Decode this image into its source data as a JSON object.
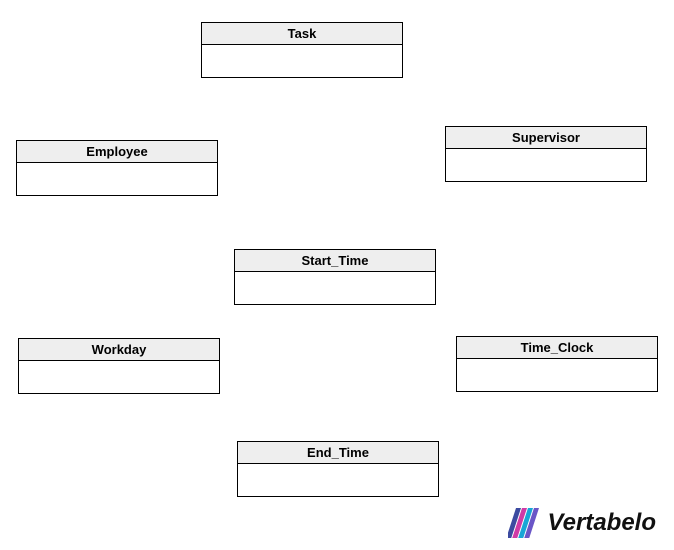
{
  "entities": {
    "task": {
      "label": "Task"
    },
    "employee": {
      "label": "Employee"
    },
    "supervisor": {
      "label": "Supervisor"
    },
    "start_time": {
      "label": "Start_Time"
    },
    "workday": {
      "label": "Workday"
    },
    "time_clock": {
      "label": "Time_Clock"
    },
    "end_time": {
      "label": "End_Time"
    }
  },
  "branding": {
    "name": "Vertabelo"
  }
}
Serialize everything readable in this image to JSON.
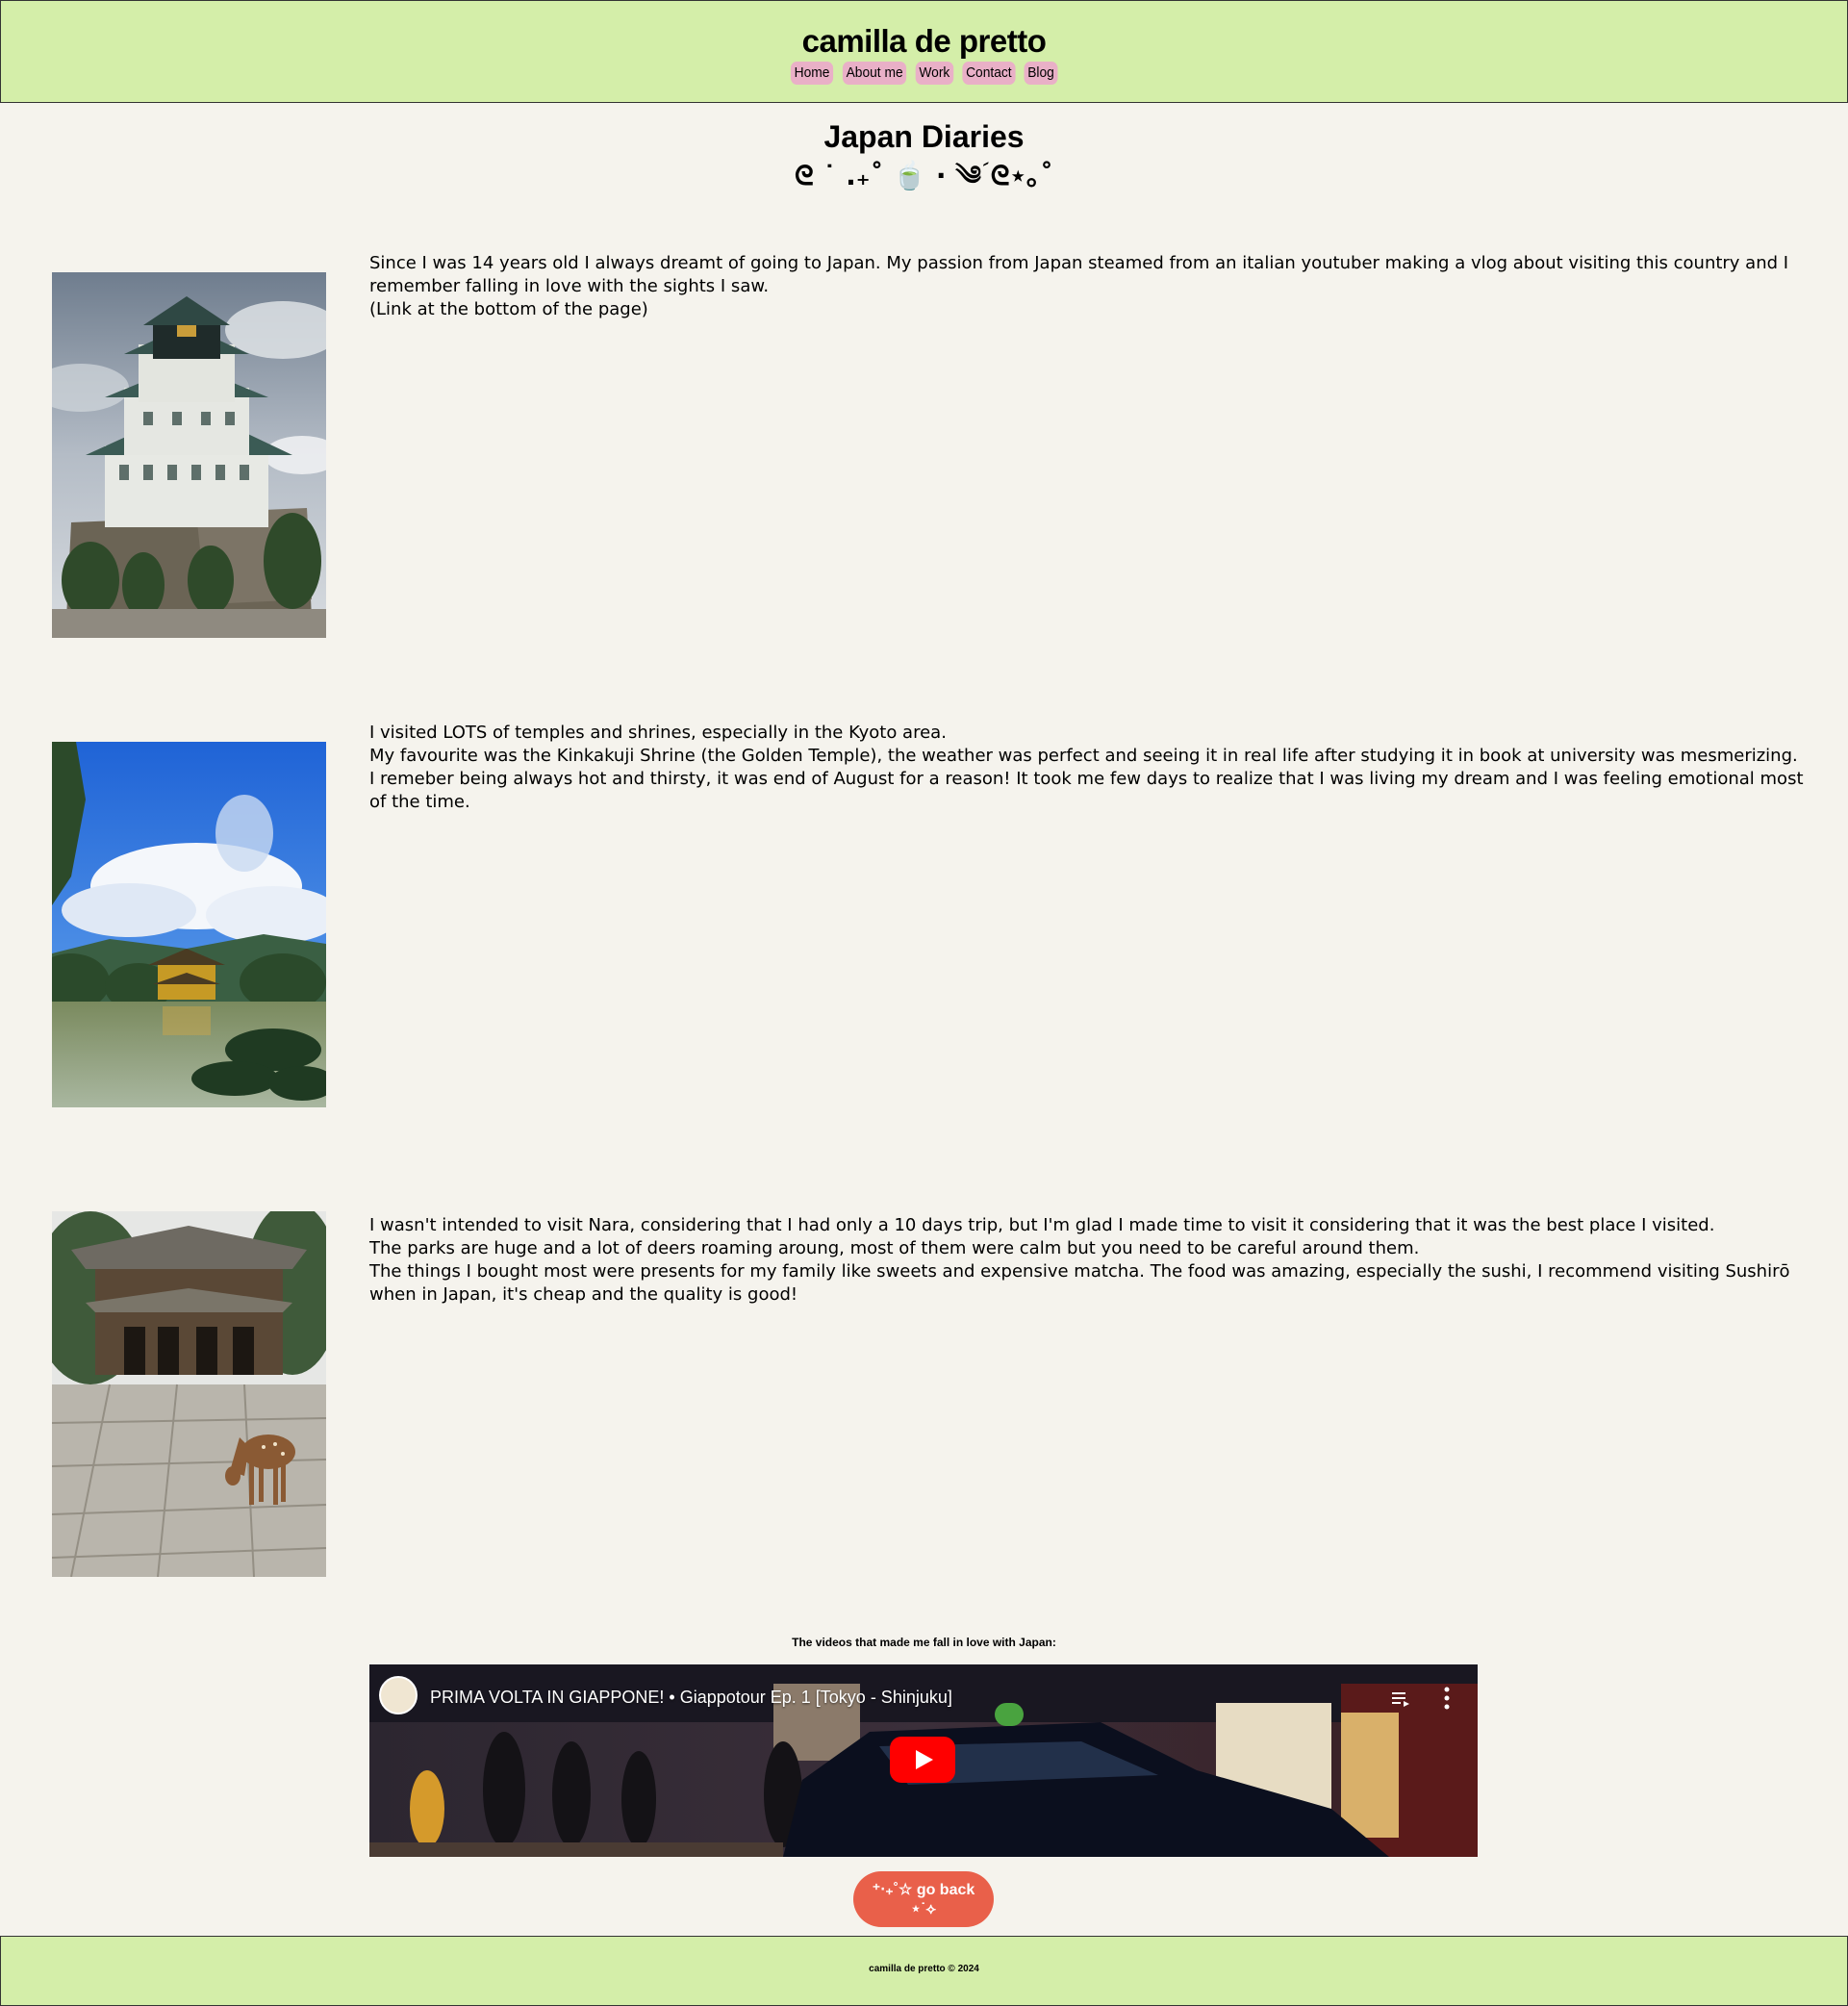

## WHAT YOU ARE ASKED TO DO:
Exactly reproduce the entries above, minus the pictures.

## EXERCISE RESULT:
Decode this image into its source data as a JSON object.
{
  "entities": {
    "task": {
      "label": "Task"
    },
    "employee": {
      "label": "Employee"
    },
    "supervisor": {
      "label": "Supervisor"
    },
    "start_time": {
      "label": "Start_Time"
    },
    "workday": {
      "label": "Workday"
    },
    "time_clock": {
      "label": "Time_Clock"
    },
    "end_time": {
      "label": "End_Time"
    }
  },
  "branding": {
    "name": "Vertabelo"
  }
}
Serialize everything readable in this image to JSON.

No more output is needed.